As the site of regular pujas, ceremonies to express devotion to the Gods, the air of this special place becomes filled with incense and ancient songs to Ganesha, who grants prosperity and knowledge, and who has the power to overcome all obstacles.
One day in 2006, when Dr. Chinny Krishna, who founded, with his parents, the well-known animal organization, Blue Cross of India, and who is the husband of Dr. Nanditha Krishna, had come to this site to spend a few quiet moments with Ganesha, he spotted a small brown form, barely visible, concealed in the brush off to one side.
With a lifelong understanding of street dogs – he and Blue Cross have rescued many, many thousands — he knew that a subtle approach was required with a frightened dog. Dr. Krishna sat down on the stone steps. Quietly, he called to a staff person and asked him to bring a little milk in a bowl and a leash. Leashes are always handy because rescuing dogs is a common event. Placing the bowl beside him on the step, Dr. Krishna waited. After half an hour or so, the brown form emerged from the bushes, gently approached the milk, and the thirsty dog began to drink. Within a few minutes, Dr. Krishna was able to slip the leash over the dog’s head. He did not touch the dog or try to pet him, and when he stood up, the small brown dog went with him. He put the dog into his car, into the back, and gave him a few moments to settle down while he went to have a bite of breakfast, then he drove him to Blue Cross to be neutered.
All street dogs rescued by Blue Cross are spayed or neutered if this has not already been done, along with many thousands of dogs on the streets of Madras, as part of Blue Cross of India’s ABC program. Blue Cross of India runs the world’s first and longest continuously operating spay/neuter program that began in 1964.
Giving the little dog time to recover from his surgery, Dr. Krishna picked him up a few days later from Blue Cross. He set him down by the gate of the C.P. Ramaswami Aiyar Foundation, and walked away, giving the dog the chance to return to where he had come from. Generally, street dogs live in a neighborhood which is their home, where they know the other dogs who are their friends, and where one or two kind people will feed them and keep an eye on them. In this way they lead a stable life and may live for many years.

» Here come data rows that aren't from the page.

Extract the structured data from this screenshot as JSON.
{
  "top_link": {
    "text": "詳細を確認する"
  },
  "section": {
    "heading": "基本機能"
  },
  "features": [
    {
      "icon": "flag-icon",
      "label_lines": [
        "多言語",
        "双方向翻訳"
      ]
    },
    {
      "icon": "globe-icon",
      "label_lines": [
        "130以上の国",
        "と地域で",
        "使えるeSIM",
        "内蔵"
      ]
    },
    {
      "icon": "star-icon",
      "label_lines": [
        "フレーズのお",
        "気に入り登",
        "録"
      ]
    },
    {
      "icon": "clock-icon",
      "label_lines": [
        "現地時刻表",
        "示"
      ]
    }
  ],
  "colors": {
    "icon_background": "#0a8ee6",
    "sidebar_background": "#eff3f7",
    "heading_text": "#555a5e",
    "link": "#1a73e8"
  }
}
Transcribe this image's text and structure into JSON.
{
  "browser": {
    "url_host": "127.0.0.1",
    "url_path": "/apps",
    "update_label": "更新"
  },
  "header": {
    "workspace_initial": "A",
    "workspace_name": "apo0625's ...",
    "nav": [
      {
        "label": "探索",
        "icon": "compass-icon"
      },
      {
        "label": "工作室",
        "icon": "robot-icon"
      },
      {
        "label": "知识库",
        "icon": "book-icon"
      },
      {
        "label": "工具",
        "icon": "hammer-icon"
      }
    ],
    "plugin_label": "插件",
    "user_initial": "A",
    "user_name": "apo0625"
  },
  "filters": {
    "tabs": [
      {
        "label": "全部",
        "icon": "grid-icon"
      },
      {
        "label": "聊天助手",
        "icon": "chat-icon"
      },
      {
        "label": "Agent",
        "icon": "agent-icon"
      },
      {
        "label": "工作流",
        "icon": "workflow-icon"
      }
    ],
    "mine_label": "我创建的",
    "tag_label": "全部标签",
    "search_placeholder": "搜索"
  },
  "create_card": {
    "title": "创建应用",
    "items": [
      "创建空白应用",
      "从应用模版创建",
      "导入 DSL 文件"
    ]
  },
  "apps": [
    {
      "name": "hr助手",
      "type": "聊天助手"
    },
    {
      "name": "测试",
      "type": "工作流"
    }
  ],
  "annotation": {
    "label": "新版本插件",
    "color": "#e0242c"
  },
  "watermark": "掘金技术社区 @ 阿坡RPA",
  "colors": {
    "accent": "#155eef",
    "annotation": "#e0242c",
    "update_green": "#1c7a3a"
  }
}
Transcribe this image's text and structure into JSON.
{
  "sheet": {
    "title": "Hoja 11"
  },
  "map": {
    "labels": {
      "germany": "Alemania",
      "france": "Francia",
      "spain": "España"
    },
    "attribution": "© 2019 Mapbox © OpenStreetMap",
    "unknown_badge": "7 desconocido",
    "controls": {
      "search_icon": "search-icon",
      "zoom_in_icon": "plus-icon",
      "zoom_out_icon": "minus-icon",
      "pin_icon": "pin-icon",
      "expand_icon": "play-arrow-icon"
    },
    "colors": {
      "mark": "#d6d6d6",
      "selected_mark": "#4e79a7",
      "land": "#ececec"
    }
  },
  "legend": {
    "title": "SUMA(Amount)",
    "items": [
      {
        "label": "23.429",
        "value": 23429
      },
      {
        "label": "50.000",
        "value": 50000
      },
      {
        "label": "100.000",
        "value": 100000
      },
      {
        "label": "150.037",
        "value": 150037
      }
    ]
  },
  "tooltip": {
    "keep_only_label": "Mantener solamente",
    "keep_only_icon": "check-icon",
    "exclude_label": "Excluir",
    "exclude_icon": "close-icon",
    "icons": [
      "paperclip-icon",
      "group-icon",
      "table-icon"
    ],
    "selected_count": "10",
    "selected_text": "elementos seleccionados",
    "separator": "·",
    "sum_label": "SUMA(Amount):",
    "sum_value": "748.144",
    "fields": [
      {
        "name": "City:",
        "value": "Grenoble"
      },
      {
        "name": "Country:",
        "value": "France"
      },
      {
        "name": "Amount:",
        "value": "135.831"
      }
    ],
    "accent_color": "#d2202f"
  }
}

TNR (trap/neuter/ vaccinate/return) for dogs, not just for cats (as in the U.S.), is the accepted best practice way to relate to community dogs in most countries in the world. A shelter system, as is found in the U.S. and other developed countries does not work, and, for many reasons, wherever it has been tried in developing countries, putting street dogs in shelters creates an inhumane, over-crowded situation. TNR is the best and only workable solution for the many millions of street dogs in India. All animal welfare organizations in India are no-kill, and it would not occur to any of them to kill homeless animals. Also, it would be illegal to do so.
By evening, the small brown dog had shown no signs of going away and had found his way back into the center of the compound among the trees and the buildings. The next morning Dr. Krishna put him once again out by the gate. And by evening, he had wandered back. Clearly, he had no attention of leaving such a calm, welcoming place.
Soon given the name of Bhairava, or Bhairu for short, he joined the twelve to twenty rescued street dogs who, at any one time, are part of the family of Dr. Nanditha and Dr. Chinny Krishna. They go where they wish, inside or out, are much-loved and cared for, and they are safe within the gates of the large, walled compound, which contains the buildings of the C. P. Ramaswami Aiyar Foundation.
Now perhaps fifteen or sixteen years old, Bhairava has a touch of arthritis, but otherwise he is fine. Appropriately, a natural white mark on the fur of his forehead resembles the sign that devout Hindus wear as a mark of devotion. Bhairava is the form of Lord Shiva who wanders the world as a homeless outcaste, always accompanied by his faithful dog. When reminded that, since the little dog Bhairava appeared, as if dropped from heaven, in the middle of the centuries-old site of worship of the peepal tree and the little stone Ganesha, he must certainly be a sacred dog, Dr. Krishna, replied, “Yes, of course, all dogs are sacred.”